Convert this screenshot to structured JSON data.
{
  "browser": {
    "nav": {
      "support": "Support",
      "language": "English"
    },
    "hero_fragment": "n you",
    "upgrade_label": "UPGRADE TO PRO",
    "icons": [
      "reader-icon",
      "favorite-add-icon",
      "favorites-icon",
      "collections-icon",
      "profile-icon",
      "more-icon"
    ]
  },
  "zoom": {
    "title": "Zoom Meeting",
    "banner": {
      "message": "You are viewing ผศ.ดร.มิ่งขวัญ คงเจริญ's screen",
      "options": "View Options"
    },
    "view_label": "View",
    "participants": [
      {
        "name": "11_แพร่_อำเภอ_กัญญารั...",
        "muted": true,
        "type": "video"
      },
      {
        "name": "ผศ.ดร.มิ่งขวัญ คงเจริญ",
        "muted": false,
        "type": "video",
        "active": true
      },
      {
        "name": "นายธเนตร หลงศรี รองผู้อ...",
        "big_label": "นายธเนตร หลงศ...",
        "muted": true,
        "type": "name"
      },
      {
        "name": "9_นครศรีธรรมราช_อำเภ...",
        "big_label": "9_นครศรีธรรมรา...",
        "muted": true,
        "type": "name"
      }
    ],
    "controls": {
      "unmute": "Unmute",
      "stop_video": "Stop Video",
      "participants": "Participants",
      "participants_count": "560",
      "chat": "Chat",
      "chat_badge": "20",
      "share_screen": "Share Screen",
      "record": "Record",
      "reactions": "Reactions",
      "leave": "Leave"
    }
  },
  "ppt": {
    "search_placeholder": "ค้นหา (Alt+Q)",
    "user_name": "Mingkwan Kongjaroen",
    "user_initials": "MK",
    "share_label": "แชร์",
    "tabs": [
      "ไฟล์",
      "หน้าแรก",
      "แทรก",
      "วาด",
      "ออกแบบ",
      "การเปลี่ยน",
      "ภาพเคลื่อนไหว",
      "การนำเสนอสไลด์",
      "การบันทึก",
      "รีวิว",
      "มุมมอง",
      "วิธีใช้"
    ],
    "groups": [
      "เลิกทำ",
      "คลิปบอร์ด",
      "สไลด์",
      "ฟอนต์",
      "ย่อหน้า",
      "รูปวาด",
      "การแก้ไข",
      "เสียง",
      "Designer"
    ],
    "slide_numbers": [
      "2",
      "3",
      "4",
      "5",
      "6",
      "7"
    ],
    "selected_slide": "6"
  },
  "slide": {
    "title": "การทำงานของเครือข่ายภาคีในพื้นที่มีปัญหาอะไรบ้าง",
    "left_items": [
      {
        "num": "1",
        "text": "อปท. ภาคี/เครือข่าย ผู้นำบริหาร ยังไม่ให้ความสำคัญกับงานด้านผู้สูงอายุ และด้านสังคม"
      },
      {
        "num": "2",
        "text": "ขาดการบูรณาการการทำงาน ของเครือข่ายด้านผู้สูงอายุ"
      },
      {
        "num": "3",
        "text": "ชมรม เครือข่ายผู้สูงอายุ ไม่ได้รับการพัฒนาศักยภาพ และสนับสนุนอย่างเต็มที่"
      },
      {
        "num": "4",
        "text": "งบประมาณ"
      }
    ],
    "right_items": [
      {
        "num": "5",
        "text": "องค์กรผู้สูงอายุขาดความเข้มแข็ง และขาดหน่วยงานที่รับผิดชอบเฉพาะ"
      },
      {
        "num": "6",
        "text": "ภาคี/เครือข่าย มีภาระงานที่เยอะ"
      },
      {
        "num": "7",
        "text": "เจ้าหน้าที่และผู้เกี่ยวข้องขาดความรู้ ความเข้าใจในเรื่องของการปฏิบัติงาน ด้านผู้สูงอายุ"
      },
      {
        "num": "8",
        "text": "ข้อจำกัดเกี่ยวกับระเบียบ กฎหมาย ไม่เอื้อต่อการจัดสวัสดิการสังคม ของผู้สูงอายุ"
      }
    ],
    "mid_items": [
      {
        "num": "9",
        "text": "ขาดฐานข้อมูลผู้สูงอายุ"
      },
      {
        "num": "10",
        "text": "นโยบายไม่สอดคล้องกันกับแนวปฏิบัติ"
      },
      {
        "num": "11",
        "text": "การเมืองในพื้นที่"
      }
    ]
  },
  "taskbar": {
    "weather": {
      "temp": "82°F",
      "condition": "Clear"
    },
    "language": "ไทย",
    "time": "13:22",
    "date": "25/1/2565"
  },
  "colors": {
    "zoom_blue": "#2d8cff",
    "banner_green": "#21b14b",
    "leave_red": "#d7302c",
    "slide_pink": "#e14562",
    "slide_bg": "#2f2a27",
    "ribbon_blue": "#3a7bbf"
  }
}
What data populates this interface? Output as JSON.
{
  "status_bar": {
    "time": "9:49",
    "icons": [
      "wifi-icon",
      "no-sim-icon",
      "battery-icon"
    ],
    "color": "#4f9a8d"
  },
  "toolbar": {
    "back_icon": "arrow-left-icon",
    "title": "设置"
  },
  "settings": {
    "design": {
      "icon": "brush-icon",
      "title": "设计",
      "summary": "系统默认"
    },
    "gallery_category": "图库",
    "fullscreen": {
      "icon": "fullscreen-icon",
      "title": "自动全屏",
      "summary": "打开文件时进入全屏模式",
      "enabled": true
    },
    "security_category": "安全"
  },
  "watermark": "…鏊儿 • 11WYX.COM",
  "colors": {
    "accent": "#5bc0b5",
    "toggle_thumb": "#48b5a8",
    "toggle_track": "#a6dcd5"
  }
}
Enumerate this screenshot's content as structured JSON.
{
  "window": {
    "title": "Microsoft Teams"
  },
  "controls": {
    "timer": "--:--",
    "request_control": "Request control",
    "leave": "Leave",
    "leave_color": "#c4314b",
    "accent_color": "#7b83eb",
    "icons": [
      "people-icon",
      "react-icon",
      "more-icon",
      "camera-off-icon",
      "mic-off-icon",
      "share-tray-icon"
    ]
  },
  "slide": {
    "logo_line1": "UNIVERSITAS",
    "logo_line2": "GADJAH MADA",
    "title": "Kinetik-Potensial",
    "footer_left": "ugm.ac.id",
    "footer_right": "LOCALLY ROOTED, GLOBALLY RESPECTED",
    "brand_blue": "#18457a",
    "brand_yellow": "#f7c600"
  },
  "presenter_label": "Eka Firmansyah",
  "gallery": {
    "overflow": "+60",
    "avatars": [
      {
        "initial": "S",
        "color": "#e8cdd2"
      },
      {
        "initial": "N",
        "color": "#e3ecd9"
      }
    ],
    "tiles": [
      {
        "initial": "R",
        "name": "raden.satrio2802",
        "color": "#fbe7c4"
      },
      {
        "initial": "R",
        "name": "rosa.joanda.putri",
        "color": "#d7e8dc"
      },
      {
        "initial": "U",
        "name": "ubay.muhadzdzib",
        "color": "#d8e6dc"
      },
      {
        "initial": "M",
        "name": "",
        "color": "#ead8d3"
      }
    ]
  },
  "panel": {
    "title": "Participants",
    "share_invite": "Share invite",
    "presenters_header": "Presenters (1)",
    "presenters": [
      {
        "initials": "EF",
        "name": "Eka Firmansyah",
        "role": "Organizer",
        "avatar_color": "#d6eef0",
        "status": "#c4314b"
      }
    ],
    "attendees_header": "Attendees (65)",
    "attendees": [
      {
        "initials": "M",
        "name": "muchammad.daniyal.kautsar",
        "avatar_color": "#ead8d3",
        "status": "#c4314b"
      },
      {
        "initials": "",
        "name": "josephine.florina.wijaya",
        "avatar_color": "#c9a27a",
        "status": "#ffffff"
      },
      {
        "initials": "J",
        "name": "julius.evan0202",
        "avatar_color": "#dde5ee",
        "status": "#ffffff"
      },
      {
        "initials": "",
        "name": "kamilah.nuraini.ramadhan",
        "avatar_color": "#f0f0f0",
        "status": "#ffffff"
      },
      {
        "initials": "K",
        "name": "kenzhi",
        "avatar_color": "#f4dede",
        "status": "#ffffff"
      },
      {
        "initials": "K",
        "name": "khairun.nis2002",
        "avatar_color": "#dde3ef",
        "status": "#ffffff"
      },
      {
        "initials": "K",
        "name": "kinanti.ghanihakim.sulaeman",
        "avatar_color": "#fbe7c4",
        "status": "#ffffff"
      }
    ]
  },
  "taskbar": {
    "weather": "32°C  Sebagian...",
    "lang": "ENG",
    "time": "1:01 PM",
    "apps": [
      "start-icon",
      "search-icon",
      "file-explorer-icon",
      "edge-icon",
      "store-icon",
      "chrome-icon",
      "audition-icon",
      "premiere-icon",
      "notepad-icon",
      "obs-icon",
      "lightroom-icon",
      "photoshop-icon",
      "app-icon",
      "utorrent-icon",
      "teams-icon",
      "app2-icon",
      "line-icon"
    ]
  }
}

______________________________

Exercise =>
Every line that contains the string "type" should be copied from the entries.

Exercise answer =>
        "type": "video"
        "type": "video",
        "type": "name"
        "type": "name"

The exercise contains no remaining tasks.